The Financial Reporting of Inventories (Portfolio 5168)
This Portfolio reviews the common methods of reporting inventories, the financial statement implications of changing methods, and the rules for disclosing methods and practices.
Bloomberg Tax and Accounting Portfolio 5168-2nd, Benke and Vitray, The Financial Reporting of Inventories (Accounting Policy and Practice Series), reviews the most common methods of reporting inventories, the financial statement implications of changing inventory methods, and the rules for disclosing inventory methods and practices in financial statements.
The selection of an inventory method will have a significant effect on the financial reporting of a company. Because it is rarely possible for a company to accurately trace individual items purchased for inventory then sold to customers, the company must make an assumption about the flow of goods into the company. Then, when it sells the goods, it must make an assumption about the allocation of inventory costs between cost of goods sold and ending inventory. The most common cost flow assumptions are first-in, first-out (FIFO), last-in, last-out (LIFO), and average cost.

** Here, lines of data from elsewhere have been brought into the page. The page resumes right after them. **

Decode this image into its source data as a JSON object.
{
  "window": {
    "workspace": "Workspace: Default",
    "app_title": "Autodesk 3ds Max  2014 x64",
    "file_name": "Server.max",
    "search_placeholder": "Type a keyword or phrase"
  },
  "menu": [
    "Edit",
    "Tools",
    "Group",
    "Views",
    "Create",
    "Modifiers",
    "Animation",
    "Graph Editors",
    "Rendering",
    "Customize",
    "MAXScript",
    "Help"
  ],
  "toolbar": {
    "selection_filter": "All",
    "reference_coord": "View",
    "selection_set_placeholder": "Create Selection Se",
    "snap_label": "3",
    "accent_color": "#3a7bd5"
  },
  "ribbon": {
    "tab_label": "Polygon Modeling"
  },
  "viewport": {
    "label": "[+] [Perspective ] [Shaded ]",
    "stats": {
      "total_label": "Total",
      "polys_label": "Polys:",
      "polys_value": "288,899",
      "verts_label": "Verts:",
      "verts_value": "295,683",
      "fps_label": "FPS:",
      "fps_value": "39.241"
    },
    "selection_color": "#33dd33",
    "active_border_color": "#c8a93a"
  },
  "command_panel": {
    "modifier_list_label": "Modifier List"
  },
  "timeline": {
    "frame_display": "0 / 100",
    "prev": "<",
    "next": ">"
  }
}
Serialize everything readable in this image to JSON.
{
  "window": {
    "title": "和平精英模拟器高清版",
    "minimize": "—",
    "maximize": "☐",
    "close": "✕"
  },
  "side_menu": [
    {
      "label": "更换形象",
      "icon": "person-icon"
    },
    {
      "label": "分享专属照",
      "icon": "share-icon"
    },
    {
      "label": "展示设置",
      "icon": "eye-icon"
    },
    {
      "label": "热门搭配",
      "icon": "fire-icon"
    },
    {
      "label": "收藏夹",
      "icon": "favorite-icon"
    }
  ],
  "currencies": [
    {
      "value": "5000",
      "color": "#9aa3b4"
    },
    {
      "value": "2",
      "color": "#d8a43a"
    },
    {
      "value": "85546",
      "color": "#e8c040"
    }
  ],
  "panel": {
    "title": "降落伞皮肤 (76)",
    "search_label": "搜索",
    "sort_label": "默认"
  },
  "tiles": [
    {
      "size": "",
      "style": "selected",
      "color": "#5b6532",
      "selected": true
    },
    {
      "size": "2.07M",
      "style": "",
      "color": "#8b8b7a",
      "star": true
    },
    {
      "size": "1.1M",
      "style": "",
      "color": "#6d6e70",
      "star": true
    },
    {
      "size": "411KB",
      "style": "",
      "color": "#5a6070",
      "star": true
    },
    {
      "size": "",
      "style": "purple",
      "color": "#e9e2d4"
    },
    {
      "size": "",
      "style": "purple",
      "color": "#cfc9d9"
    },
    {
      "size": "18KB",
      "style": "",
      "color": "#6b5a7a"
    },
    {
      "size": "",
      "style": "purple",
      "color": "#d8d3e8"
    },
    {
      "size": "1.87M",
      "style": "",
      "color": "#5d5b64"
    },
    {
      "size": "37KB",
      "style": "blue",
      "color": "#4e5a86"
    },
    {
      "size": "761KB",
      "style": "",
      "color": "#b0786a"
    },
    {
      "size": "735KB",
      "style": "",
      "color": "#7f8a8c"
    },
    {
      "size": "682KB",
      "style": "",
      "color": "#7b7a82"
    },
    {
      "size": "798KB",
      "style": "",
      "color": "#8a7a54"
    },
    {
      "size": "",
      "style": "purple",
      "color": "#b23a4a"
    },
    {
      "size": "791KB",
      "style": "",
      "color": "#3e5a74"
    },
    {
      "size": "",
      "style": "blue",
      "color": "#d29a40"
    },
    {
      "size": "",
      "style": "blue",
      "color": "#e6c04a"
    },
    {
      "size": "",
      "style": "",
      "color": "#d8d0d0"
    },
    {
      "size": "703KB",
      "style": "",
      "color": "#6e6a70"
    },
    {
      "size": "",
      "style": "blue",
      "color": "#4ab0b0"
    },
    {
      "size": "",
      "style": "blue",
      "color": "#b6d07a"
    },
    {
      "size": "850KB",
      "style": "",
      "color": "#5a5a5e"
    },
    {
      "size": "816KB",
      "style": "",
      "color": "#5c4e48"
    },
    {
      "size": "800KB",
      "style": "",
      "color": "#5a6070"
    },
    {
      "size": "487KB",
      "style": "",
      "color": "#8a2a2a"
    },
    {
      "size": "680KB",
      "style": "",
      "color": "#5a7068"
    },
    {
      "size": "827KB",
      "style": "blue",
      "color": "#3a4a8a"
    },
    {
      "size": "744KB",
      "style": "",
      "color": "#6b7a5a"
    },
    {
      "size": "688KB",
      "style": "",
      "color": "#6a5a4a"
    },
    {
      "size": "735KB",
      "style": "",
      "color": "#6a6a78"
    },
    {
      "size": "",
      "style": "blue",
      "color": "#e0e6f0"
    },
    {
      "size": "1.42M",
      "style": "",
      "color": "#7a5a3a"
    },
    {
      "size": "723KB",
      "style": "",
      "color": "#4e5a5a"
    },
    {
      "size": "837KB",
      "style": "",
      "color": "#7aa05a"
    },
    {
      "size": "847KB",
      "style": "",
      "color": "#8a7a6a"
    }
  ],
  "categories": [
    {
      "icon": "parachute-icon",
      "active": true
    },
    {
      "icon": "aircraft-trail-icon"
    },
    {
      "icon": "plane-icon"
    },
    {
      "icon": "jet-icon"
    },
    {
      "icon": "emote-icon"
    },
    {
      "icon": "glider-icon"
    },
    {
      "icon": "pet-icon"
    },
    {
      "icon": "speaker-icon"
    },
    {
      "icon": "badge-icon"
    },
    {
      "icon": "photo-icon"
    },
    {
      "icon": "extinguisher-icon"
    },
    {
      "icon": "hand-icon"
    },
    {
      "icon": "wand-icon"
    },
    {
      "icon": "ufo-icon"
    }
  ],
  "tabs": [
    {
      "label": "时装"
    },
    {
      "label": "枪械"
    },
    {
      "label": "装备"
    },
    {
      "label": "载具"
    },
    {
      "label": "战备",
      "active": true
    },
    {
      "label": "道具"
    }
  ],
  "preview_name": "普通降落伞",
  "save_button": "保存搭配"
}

Profitability and measures of profitability will rise or fall, depending on the inventory method selected. In inflationary times, FIFO will report a lower Cost of Goods Sold than either LIFO or average cost. Similarly, in inflationary times, LIFO will report a higher Cost of Goods Sold than either FIFO or average cost, and average cost will report a Cost of Goods Sold between FIFO and LIFO. This Portfolio explains the rules and common practices used in selecting and implementing these methods.
The financial reporting of inventories is an enriching subject. On the surface, inventory accounting seems easy to understand and execute. Further understood, the financial reporting of inventories seems unnecessarily and sometimes confusingly complicated. Even further understood, the financial reporting of inventories becomes a perplexing subject with no final answer on how inventory should be accounted for, how it should be measured to determine if it is being efficiently managed (inventory turnover, etc.), or how the accounting policies and practices surrounding it should be disclosed in financial statements. This Portfolio not only explains the existing accounting rules regarding inventory but also identifies areas in which rules do not exist and industry practice is used.
This Portfolio may be cited as Bloomberg Tax and Accounting Portfolio 5168-2nd, Benke and Vitray, The Financial Reporting of Inventories (Accounting Policy and Practice Series). Within the Accounting Portfolio Series, however, references to the Portfolios will include only the Portfolio numbers and titles.
Table of Contents
I. Purpose and Scope of this Portfolio
II. Basic Inventory Accounting Concepts
III. Perpetual Inventory Systems: The FIFO, LIFO, and Moving Average Methods for Recording Inventories
IV. Periodic Inventory System: The FIFO, LIFO, and Weighted Average Methods for Recording Inventories
V. Journal Entries for Perpetual Versus Period Inventory Systems
VI. Adopting an Inventory Method
VII. Special Issues With LIFO
VIII. Dollar-Value LIFO
IX. Retail Inventory Methods
X. Changing Inventory Methods
XI. Inventories of Merchandisers
XII. Inventories of Manufacturers
XIII. Practical Methods of Forecasting Inventory Levels
XIV. Inventory Disclosures
XV. IFRS Rules on Inventories
Professor Emeritus of Accounting
James Madison University